→ **Work required**:
Look through the entries below and report every line that has "Enter".

→ **Information given**:

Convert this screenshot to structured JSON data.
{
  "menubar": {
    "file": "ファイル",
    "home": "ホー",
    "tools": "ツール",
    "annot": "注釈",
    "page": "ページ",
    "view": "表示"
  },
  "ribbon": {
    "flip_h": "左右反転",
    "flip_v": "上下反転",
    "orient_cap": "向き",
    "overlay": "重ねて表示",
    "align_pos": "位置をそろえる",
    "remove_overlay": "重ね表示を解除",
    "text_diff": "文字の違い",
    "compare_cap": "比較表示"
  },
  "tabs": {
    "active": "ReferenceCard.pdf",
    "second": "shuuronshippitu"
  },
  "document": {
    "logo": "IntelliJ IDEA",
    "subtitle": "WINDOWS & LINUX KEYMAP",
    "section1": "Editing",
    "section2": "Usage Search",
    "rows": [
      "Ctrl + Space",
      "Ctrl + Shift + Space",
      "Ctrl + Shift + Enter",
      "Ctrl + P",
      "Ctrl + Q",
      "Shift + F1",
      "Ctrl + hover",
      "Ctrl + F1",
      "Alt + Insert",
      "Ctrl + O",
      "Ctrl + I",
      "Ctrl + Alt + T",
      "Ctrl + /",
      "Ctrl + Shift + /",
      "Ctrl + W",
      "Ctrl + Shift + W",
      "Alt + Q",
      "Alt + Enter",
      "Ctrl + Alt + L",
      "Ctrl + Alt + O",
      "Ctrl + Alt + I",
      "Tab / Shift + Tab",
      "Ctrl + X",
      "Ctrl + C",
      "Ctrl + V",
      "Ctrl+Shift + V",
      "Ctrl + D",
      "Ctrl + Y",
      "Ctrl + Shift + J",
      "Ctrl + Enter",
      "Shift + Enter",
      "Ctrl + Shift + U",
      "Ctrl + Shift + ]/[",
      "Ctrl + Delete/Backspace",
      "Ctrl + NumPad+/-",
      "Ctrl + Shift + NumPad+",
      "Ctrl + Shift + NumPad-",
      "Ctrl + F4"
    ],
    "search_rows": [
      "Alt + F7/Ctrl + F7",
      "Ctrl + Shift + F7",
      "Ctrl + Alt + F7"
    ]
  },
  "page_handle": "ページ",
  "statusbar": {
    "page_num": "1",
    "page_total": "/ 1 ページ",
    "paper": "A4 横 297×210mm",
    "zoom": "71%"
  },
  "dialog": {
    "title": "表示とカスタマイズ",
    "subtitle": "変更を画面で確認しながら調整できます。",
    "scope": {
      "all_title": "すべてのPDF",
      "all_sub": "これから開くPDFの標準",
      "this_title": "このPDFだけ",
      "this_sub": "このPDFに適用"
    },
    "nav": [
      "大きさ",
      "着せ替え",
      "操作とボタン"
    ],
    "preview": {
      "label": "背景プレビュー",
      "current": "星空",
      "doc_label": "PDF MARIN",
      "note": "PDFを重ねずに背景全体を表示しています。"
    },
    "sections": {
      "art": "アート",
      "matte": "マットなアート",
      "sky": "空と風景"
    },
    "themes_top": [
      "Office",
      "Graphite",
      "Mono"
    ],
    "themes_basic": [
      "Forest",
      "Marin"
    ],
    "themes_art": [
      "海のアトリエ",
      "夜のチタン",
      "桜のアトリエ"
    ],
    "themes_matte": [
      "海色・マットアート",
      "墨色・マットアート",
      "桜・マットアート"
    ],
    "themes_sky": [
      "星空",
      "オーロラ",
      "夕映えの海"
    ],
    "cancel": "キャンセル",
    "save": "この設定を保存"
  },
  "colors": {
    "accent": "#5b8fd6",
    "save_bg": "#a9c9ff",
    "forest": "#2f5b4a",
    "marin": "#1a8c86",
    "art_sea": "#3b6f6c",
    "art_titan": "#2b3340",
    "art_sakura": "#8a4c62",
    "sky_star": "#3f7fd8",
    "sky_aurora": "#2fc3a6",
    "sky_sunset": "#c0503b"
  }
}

→ **Task output**:
      "Ctrl + Shift + Enter",
      "Alt + Enter",
      "Ctrl + Enter",
      "Shift + Enter",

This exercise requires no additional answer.